Even the whisper of Malua-kele.
Search high and search low, unobservant.

15 There is life in the breath from her body,
Fond caress by a hand not inconstant.
Like fissured groves of coral
Stand the ragged clumps of lehua.
Many the houses, easy the life.

20 You have your portion--of love;
Humanity smells at the door.
Aye, indeed.

The imagery of this poem is peculiarly obscure and the meaning difficult of translation. The allusions are so local and special that their meaning does not carry to a distance.

Wai-aleale is the central mountain mass of Kauai, about 6,000 feet high. Its summit, a cold, fog-swept wilderness of swamp and lake beset with dwarfish growths of lehua, is used as the symbol of a woman, impulsively kind, yet in turn passionate and disdainful. The physical attributes of the mountain are ascribed to her, its spells of frosty coldness, its gloom and distance, its fickleness of weather, the repellant hirsuteness of the stunted vegetation that fringes the central swamp--these things are described as symbols of her temper, character, and physical make-up. The bloom and herbage of the wilderness, much pelted by the storm, are figures to represent her physical charms. But spite of all these faults and imperfections, a perennial fragrance, as of mokihana, clings to her person, and she is the object of devoted love, capable of weaving the spell of fascination about her victims.

This poem furnishes a good example of a peculiarity that often is an obstacle to the understanding of Hawaiian poetry. It is the breaking up of the composition into a number of parts that have but a loose seeming connection the one with the other.


103:a Full form, pahu-hula.

105:a Lehua makanoe. The lehua trees that grow on the top of Wai-aleale, the mountain mass of Kauai, are of peculiar form, low, stunted, and so furzy as to be almost thorny, kuku, as mentioned in the next line.

105:b Ai-po. A swamp that occupies the summit basin of the mountain, in and about which the thorny lehua trees above mentioned stand as a fringe.

105:c Hau-a-iliki. A word made up of hau, dew or frost, and iliki, to smite. The a is merely a connective.

105:d Mokihana. The name of a region on the flank of Wai-aleale, also a plant that grows there, whose berry is fragrant and is used in making wreaths.

105:e Ka-ula. A small rocky island visible from Kauai.

105:f Malua-kele. A wind.

105:g Halau. The shed or house which sheltered the canoe, wa’a, which latter, as we have seen, was often used figuratively to mean the human body, especially the body of a woman. Kamau ke ea i ka halau might be translated "persistent the breath from her body." "There's kames o’ hinny ’tween my luve's lips."

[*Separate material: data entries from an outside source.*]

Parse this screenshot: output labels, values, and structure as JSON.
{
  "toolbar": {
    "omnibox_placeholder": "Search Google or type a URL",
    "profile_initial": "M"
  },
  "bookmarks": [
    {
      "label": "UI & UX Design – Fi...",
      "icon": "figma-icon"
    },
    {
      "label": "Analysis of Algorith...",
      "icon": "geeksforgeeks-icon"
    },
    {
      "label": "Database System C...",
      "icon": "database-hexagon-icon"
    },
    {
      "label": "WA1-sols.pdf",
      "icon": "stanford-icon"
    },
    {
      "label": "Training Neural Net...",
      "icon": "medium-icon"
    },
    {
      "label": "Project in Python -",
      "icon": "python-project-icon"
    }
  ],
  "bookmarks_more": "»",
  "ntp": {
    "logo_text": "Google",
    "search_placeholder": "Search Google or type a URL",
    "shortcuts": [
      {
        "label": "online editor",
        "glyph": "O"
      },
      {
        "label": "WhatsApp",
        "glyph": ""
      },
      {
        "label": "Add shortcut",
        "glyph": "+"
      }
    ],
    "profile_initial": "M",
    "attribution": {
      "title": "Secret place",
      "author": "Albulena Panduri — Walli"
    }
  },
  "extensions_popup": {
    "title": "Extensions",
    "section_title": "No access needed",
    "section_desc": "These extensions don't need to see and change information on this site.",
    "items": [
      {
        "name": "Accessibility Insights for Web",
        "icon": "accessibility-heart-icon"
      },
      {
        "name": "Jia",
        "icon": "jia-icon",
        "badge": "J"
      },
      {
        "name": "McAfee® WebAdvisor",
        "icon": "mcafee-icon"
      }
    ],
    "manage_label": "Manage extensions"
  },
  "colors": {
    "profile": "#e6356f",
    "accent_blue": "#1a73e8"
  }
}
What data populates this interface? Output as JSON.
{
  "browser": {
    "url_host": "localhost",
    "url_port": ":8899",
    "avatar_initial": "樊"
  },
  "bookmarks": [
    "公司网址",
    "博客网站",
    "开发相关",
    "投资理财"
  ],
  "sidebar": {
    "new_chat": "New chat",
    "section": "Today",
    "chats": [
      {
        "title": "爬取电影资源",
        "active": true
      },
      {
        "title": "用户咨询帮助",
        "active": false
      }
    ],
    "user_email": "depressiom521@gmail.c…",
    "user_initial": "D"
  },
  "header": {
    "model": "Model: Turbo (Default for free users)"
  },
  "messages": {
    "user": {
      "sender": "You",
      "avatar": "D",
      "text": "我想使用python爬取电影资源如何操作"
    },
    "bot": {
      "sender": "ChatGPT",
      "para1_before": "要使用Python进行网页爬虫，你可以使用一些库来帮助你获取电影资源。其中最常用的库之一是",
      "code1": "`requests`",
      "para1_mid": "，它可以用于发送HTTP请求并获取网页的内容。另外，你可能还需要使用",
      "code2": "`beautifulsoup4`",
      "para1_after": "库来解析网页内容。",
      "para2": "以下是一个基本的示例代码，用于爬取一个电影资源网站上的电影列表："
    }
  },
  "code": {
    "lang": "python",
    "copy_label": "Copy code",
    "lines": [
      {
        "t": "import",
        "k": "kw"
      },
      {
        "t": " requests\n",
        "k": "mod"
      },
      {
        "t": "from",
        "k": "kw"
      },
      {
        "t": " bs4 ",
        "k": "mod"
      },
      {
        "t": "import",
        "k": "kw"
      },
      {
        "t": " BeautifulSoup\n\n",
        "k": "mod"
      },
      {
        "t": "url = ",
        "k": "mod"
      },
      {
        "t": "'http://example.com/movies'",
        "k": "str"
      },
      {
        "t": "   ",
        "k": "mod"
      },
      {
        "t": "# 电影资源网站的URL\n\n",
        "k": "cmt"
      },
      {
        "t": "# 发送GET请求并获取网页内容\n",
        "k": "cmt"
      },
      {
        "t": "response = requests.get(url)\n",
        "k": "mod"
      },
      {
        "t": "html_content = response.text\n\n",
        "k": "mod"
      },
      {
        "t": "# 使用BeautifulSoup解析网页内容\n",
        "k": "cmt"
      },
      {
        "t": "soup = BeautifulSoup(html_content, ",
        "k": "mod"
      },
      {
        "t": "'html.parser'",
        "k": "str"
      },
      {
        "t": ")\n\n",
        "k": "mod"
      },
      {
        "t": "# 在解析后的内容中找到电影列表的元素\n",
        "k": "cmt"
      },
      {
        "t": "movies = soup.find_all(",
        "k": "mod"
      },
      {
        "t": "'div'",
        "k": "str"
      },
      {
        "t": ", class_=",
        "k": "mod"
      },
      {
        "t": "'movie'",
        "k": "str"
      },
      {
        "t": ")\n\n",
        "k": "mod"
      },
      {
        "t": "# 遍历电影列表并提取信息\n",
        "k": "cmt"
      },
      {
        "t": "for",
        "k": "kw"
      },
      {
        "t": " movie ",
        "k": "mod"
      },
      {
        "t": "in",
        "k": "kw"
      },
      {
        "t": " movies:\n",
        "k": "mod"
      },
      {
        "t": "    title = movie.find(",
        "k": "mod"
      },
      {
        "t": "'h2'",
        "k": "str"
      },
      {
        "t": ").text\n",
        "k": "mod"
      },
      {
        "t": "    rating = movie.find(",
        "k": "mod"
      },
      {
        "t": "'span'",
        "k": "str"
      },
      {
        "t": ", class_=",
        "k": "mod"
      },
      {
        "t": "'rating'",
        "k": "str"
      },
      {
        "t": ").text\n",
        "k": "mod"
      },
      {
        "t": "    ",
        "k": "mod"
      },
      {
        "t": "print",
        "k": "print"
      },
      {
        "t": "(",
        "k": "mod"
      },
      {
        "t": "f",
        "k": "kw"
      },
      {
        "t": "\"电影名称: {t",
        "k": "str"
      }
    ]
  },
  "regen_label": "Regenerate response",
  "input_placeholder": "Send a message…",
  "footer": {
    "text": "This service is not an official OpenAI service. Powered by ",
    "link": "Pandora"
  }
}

105:h Wawae-noho. Literally the foot that abides; it is the name of a place. Here it is to be understood as meaning constancy. It is an instance in which the concrete stands for the abstract.

105:i Hauna. An odor. In this connection it means the odor that hangs about a human habitation. The hidden allusion, it is needless to say, is to sexual attractiveness.

Next: XIII.--The Hula Úli-ulí